    1. typically
    2. unsurprisingly
    3. necessarily
    4. naturally
    1. Planetesimals may remain in star systems when hydrogen and helium combine with less common heavier elements.
    2. Planetesimals are composed of heavy elements because hydrogen and helium stay in the form of gases.
    3. Planetesimals are small, solid objects that condense within a forming star system and may become planets.
    4. When planetesimals accumulate to form planets, they inevitably contain gaseous as well as heavy elements.
    1. It cannot be based on silicon or nitrogen.
    2. It could not survive on Earth.
    3. It probably would not be made of elements produced by stars.
    4. It is likely to have carbon as its chemical basis.
    1. Some of them were probably brought to Earth by asteroids or comets.
    2. Some of them probably formed in the atmosphere and oceans.

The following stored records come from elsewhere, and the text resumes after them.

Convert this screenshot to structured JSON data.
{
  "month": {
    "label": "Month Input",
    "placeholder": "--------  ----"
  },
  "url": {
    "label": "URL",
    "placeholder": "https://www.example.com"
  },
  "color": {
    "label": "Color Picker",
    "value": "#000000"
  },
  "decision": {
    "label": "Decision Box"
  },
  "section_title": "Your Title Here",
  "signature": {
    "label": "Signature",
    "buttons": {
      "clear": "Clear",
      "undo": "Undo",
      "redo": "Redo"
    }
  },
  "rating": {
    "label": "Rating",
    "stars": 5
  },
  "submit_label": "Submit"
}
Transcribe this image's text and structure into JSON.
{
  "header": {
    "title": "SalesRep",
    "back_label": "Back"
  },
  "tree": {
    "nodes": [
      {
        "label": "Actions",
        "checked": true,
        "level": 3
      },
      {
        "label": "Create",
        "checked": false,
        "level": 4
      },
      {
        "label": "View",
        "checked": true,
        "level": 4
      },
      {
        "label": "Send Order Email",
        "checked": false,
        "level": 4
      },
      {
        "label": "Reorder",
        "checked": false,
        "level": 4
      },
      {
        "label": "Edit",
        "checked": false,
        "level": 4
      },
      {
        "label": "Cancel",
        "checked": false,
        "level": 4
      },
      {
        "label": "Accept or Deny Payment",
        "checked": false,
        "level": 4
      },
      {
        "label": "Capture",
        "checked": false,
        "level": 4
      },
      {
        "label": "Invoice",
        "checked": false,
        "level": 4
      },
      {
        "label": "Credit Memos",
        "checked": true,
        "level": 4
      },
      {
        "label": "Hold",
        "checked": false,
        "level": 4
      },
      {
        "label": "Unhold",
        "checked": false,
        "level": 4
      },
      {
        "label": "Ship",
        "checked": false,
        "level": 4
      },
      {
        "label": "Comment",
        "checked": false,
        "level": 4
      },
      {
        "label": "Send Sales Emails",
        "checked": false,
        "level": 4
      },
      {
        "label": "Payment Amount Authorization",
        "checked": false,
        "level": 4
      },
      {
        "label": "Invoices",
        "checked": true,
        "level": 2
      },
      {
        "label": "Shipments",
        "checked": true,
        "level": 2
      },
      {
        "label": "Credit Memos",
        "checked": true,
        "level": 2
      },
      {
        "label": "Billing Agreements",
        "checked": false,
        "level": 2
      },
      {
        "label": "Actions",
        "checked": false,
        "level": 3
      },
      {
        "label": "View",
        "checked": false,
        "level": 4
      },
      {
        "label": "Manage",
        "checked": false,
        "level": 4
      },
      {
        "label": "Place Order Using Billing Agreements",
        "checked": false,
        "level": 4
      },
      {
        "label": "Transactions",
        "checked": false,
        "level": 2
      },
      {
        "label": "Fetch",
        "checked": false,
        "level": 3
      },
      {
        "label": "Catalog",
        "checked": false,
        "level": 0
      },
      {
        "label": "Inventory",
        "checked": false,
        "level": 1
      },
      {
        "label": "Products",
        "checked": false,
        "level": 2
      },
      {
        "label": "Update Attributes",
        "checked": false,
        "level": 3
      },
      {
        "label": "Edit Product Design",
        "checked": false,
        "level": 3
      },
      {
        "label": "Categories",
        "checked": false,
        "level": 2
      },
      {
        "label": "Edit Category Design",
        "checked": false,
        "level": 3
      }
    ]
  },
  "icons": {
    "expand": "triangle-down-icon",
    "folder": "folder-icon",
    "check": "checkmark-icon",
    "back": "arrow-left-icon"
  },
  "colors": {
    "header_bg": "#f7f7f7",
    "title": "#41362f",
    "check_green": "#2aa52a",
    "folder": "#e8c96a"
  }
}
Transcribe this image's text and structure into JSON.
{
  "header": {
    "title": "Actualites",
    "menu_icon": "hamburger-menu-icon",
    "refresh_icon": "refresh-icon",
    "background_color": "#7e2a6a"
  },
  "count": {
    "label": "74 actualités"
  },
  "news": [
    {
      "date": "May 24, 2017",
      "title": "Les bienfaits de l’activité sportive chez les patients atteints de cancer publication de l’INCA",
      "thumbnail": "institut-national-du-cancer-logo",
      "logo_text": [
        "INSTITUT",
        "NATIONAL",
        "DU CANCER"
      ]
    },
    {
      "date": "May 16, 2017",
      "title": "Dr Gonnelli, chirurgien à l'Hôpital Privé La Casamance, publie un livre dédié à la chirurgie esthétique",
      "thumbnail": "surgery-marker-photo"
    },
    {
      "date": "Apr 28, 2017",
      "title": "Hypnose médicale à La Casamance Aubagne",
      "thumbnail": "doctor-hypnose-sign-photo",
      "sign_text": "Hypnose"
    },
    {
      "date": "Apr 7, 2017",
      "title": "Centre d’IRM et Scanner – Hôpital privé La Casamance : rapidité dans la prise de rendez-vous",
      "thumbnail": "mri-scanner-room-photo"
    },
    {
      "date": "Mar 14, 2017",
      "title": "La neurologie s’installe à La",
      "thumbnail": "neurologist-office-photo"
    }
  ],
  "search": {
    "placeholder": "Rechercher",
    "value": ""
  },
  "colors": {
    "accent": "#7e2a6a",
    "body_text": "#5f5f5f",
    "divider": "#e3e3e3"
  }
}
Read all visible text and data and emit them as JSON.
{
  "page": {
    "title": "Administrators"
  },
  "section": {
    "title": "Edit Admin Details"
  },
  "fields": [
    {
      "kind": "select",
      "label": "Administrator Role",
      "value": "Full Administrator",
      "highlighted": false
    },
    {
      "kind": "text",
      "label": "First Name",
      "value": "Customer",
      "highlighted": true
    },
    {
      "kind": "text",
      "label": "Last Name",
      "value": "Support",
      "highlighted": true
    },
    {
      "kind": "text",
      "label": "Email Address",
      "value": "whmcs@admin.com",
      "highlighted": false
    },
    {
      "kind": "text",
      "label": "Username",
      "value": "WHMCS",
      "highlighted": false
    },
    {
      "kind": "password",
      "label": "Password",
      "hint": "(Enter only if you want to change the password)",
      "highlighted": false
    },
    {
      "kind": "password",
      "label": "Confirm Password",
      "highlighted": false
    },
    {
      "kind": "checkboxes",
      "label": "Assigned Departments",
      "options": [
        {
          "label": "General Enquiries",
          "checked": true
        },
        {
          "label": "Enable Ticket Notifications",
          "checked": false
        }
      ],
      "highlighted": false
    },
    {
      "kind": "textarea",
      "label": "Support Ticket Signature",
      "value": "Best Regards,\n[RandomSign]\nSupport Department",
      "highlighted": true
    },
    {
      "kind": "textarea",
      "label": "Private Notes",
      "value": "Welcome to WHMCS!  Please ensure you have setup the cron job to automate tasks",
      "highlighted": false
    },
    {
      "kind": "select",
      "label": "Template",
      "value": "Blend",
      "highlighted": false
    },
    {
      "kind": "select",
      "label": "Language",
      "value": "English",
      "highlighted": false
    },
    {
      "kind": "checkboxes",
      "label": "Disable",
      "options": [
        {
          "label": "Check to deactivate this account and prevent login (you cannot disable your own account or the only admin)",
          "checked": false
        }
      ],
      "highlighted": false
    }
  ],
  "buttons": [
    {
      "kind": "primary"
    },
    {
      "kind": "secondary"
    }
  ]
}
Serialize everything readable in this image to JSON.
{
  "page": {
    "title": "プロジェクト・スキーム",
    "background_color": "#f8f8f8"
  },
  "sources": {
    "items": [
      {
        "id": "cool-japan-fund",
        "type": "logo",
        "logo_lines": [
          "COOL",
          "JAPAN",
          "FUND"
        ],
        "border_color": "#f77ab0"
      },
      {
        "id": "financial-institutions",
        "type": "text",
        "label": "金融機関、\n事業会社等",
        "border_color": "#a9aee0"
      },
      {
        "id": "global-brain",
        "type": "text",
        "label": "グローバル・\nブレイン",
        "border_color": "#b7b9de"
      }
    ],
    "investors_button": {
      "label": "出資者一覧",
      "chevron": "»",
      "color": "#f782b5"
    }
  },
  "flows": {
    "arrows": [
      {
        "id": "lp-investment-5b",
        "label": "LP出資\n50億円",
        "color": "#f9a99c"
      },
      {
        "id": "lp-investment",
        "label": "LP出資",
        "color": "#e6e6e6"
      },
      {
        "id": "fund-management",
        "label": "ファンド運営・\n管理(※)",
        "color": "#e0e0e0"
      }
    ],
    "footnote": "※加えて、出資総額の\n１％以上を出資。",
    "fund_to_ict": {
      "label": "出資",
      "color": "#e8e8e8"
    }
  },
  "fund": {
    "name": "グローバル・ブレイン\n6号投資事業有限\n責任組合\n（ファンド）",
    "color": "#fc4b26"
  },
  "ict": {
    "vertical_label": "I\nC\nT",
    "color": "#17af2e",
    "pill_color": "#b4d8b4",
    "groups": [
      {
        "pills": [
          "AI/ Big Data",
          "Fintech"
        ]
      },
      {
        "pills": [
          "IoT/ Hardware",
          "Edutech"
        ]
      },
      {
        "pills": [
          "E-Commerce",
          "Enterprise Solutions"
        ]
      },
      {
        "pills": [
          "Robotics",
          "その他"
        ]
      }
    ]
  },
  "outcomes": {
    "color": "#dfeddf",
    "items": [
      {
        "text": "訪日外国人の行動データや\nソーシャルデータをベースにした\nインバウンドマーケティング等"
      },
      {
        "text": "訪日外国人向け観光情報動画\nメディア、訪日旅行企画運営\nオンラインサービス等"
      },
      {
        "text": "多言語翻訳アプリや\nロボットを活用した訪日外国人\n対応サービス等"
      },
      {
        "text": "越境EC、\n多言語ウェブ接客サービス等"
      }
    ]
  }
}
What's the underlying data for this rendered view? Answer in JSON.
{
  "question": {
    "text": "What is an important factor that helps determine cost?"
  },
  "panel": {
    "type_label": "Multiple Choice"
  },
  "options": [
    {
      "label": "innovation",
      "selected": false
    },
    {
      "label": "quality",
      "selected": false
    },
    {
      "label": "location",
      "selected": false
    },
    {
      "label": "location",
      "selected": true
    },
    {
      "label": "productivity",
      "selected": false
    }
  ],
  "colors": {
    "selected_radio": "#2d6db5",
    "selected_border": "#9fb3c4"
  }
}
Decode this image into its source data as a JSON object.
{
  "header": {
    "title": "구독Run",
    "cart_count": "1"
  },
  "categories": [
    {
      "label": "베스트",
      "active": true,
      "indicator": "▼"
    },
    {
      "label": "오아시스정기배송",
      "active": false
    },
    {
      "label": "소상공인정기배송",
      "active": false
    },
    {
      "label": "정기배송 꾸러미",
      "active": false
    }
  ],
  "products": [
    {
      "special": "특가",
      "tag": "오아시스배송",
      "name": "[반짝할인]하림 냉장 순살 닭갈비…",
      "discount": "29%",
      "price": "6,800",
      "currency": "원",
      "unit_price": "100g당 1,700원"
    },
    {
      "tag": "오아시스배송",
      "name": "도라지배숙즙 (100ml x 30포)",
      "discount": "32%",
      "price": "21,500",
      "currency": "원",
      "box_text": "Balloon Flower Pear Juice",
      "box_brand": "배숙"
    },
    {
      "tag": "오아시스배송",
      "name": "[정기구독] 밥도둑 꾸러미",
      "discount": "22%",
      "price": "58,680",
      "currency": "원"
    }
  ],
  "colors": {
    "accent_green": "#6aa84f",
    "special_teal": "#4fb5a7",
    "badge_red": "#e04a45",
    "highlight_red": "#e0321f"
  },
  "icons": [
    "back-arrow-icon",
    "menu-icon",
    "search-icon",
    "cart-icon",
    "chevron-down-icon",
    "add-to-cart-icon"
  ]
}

    3. They were probably significantly different from the organic molecules present on other planets in the solar system.
    4. They included complex molecules.
    1. Organic molecules must be protected from solar radiation by a surface layer of liquid.
    2. Planets that lack both of these features are probably too small to have been hit by many asteroids or comets carrying organic matter.
    3. Organic molecules need a liquid or gaseous environment to bring them together so they can interact.
    4. An atmosphere is needed to protect organic molecules from being destroyed by asteroids and comets.
  1. To answer the question “Could life exist on other planets?” we must first look at the necessary preconditions for life.
  2. The chemical elements that make up cells are likely to be available on just about any planet.
    1. Somewhere between 4 and 25 naturally occurring elements are necessary for life, depending on the complexity of the organism.
    2. Life is most likely to be found in the oldest star systems, where heavy elements have been continually produced since those systems were formed.
    3. Life is most likely to exist on those bodies that were not heavily bombarded with asteroids and comets during the formation of the solar system.
    4. The most common elements used by life-oxygen, carbon, hydrogen, and nitrogen—are also some of the most widely distributed elements in the universe.
    5. Planets, moons, asteroids, and comets are all composed of heavy elements, which means they contain the basis for any life form, carbon based or otherwise.
    6. Organic molecules are widely available, but chemical reactions among these molecules probably require either an atmosphere or a liquid medium.